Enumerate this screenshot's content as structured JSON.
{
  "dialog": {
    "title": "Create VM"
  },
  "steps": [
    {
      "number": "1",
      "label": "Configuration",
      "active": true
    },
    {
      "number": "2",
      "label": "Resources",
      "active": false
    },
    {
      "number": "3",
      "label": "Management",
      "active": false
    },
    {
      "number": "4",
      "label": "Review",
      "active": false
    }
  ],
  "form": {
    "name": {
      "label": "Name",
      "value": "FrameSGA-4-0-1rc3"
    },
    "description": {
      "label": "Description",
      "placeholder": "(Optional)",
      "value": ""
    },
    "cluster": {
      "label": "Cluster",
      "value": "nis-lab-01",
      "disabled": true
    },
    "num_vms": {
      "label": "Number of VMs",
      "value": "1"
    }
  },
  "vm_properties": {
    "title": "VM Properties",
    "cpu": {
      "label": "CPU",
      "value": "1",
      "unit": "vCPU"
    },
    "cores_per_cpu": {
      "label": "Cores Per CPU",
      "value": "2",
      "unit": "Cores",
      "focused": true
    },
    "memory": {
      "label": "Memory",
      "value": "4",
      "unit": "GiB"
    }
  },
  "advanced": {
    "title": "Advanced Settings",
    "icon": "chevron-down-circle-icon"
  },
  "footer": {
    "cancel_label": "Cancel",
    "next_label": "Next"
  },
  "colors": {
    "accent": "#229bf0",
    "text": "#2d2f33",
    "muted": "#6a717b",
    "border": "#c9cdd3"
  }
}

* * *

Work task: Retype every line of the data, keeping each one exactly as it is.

Written answer:
Enumerate this screenshot's content as structured JSON.
{
  "dialog": {
    "title": "Create VM"
  },
  "steps": [
    {
      "number": "1",
      "label": "Configuration",
      "active": true
    },
    {
      "number": "2",
      "label": "Resources",
      "active": false
    },
    {
      "number": "3",
      "label": "Management",
      "active": false
    },
    {
      "number": "4",
      "label": "Review",
      "active": false
    }
  ],
  "form": {
    "name": {
      "label": "Name",
      "value": "FrameSGA-4-0-1rc3"
    },
    "description": {
      "label": "Description",
      "placeholder": "(Optional)",
      "value": ""
    },
    "cluster": {
      "label": "Cluster",
      "value": "nis-lab-01",
      "disabled": true
    },
    "num_vms": {
      "label": "Number of VMs",
      "value": "1"
    }
  },
  "vm_properties": {
    "title": "VM Properties",
    "cpu": {
      "label": "CPU",
      "value": "1",
      "unit": "vCPU"
    },
    "cores_per_cpu": {
      "label": "Cores Per CPU",
      "value": "2",
      "unit": "Cores",
      "focused": true
    },
    "memory": {
      "label": "Memory",
      "value": "4",
      "unit": "GiB"
    }
  },
  "advanced": {
    "title": "Advanced Settings",
    "icon": "chevron-down-circle-icon"
  },
  "footer": {
    "cancel_label": "Cancel",
    "next_label": "Next"
  },
  "colors": {
    "accent": "#229bf0",
    "text": "#2d2f33",
    "muted": "#6a717b",
    "border": "#c9cdd3"
  }
}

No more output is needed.